The defense agency adjusted its long-term cybersecurity and cloud plans to take into account progress and pivots made for the COVID-19 pandemic.
The Defense Information Systems Agency released the first annual refresh for its strategic plan outlining a vision for the agency through 2022, including a new technology roadmap, on Monday.
The update takes into account changes to the operating landscape—most significantly, the COVID-19 pandemic. DISA was a major part of the effort to enable mass telework at DOD. Vice Adm. Nancy Norton, director of DISA, said in a statement 2020 affirmed the importance of the annual strategic planning process.
“Because of the planning efforts we undertook in 2019, DISA was able to turn on a dime to support the Department of Defense and the whole-of-government response to the COVID-19 pandemic,” Norton said. “A lot of what we did to ensure the warfighter, national-level leaders, and mission partners had secure collaboration tools and capabilities needed throughout the pandemic was outlined in version 1 of our four-year plan, but we had to accelerate implementation at a very rapid pace.”
The main addition to the strategy this year is a new technology roadmap outlining how DISA will achieve its objectives and goals in fiscal years 2021 and 2022. The roadmap focuses on cyber defense, cloud and the Defense Enterprise Office Solution, a contract to provide the Pentagon and its departments with cloud-based business tools.
For each of the three focus areas, DISA listed activities that will help it reach its technology goals. To improve its cyber posture, for example, DISA plans to implement the zero trust model, a move it announced in July.
DISA’s own zero trust reference architecture is due “very shortly,” Norton said during a panel at AFCEA International’s TechNet Cyber Event Tuesday. The framework will help industry and mission partners determine what tools they want to use to implement zero trust and allow DISA to expand its labs to continue testing, she added.
“We don't have a specific acquisition strategy, because we're not trying to go out and buy a box of zero trust,” Norton said. “That's just not the way it works.”
Instead, the zero trust piece of the cyber puzzle will come together by looking at what tools are available today and what changes need to be made to configurations to maximize the capabilities of these existing tools, Norton said.
Under the cloud focus area, DISA pinpoints development security operations, or DevSecOps, which is a form of agile software development that wraps security into each iteration of the development cycle, as an enabling activity.
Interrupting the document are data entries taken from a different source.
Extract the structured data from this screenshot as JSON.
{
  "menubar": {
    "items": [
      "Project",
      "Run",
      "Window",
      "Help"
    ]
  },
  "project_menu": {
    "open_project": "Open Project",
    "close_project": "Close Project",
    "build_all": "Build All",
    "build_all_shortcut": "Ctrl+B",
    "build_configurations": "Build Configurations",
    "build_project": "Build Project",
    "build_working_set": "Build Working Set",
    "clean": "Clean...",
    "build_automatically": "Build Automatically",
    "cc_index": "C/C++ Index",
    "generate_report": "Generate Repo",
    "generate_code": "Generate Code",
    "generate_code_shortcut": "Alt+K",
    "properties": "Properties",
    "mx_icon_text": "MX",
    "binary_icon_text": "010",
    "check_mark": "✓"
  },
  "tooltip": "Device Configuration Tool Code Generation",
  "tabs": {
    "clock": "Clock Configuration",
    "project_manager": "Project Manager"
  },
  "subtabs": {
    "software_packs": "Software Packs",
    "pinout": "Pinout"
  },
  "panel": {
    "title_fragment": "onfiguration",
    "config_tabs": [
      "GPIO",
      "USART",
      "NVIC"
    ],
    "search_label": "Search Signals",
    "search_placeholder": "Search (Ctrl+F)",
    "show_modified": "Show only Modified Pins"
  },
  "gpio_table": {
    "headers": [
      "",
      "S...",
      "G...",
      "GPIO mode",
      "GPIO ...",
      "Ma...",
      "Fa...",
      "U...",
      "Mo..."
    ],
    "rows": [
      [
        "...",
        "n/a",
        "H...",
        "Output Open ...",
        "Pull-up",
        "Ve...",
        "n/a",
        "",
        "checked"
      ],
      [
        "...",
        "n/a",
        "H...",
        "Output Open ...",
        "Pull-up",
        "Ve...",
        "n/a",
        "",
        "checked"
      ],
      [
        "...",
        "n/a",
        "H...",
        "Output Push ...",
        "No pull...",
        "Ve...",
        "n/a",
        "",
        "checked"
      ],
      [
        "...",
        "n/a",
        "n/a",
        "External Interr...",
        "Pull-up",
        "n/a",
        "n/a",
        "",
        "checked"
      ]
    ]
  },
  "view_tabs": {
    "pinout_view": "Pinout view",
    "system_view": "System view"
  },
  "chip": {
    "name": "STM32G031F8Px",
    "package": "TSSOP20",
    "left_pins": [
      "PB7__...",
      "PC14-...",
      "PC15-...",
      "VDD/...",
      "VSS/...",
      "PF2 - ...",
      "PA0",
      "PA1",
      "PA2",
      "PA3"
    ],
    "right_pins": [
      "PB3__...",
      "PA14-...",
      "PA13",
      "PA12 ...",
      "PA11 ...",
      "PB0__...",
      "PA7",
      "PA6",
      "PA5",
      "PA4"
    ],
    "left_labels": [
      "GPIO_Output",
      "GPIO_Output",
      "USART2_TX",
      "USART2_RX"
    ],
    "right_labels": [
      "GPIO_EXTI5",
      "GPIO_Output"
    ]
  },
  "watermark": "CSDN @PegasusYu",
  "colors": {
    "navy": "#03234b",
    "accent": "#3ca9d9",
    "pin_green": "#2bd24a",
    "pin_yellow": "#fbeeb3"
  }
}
The roadmap indicates DISA will define a DevSecOps framework and develop dashboards to visualize DevOps metrics, among the initiatives it will undertake to support agile development.
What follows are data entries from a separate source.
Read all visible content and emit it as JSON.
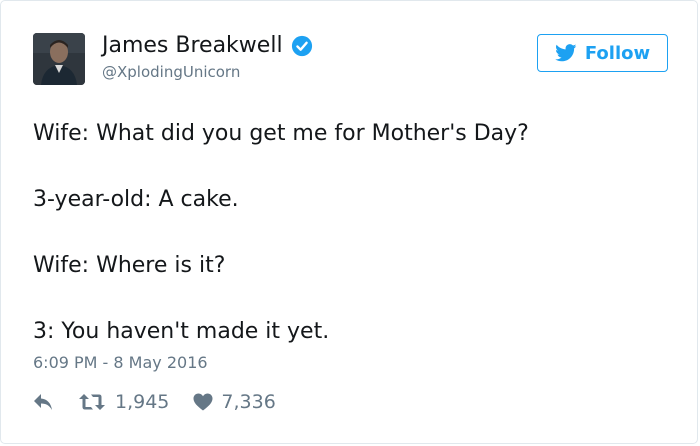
{
  "tweet": {
    "author": {
      "name": "James Breakwell",
      "handle": "@XplodingUnicorn",
      "verified": true
    },
    "follow_label": "Follow",
    "lines": [
      "Wife: What did you get me for Mother's Day?",
      "3-year-old: A cake.",
      "Wife: Where is it?",
      "3: You haven't made it yet."
    ],
    "timestamp": "6:09 PM - 8 May 2016",
    "retweets": "1,945",
    "likes": "7,336"
  },
  "colors": {
    "accent": "#1da1f2",
    "text": "#14171a",
    "muted": "#657786",
    "border": "#e1e8ed"
  },
  "icons": [
    "verified-badge-icon",
    "twitter-bird-icon",
    "reply-icon",
    "retweet-icon",
    "heart-icon"
  ]
}
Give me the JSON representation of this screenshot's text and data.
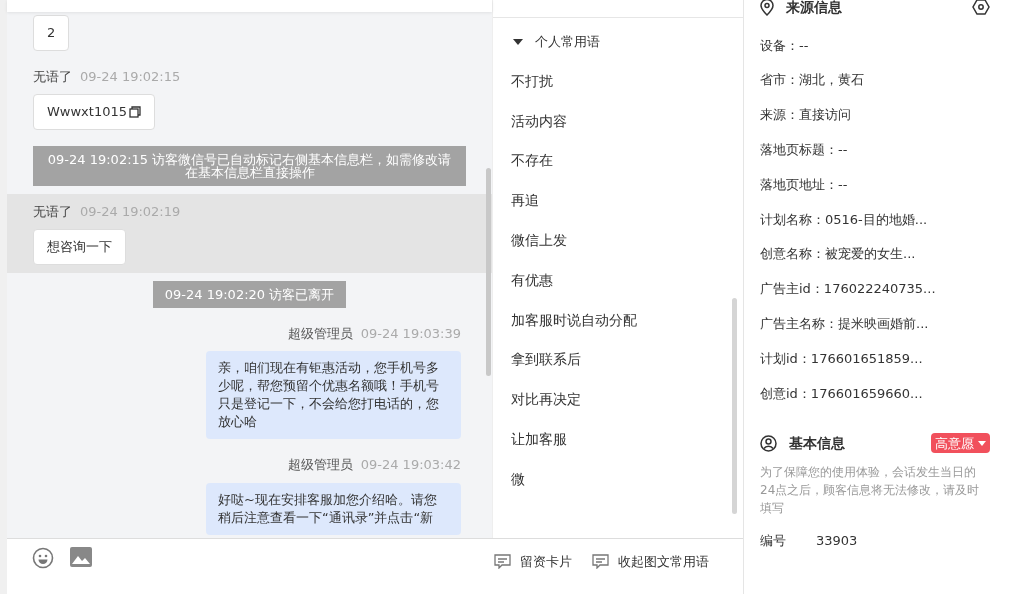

Cloud-based internet isolation, or CBII, pops up in both the cyber focus area and as one of the three performance outcomes on the roadmap for the cloud focus area. CBII was DISA’s first other transaction authority, or OTA, project to reach full production, Norton said, and it helped improve security for DOD personnel working from home.
“CBII moves internet browsing off the endpoint to a cloud-based environment,” Norton said. “It effectively creates an air gap between the internet and our enterprise networks, so malicious code is detonated in the cloud, not on our government computers.” Norton added that over 100,000 people across DOD are using CBII.
DISA is also currently using a prototype OTA for an identity, credentialing and access management, or ICAM, project. Dr. Serena Chan, director of DISA’s cyber development directorate, told Nextgov in October the prototype is slated to reach initial operational capability status later this month. Chan said in a webinar ICAM is “foundational” to the zero trust model.
Establishing an enterprise identity and authentication capability for DOD cloud environments is also a component of the cloud access and security performance outcome on the roadmap.
The DEOS section emphasizes the need for collaboration with mission partners, and indicates consolidating DOD collaboration activities will be a major line of effort over the next two years. The General Services Administration and DOD re-awarded the DEOS contract to CSRA, a managed affiliate of General Dynamics Information Technology, and its contracting teaming partners, Dell Marketing and Minburn Technology Group in October.
Productivity tools provided through the DEOS contract will run through a Microsoft Office 365 cloud environment. The DEOS solution will supplant the Commercial Virtual Remote, or CVR, environment, which enabled DOD personnel to work on personal devices during the pandemic. CVR runs on Microsoft Teams.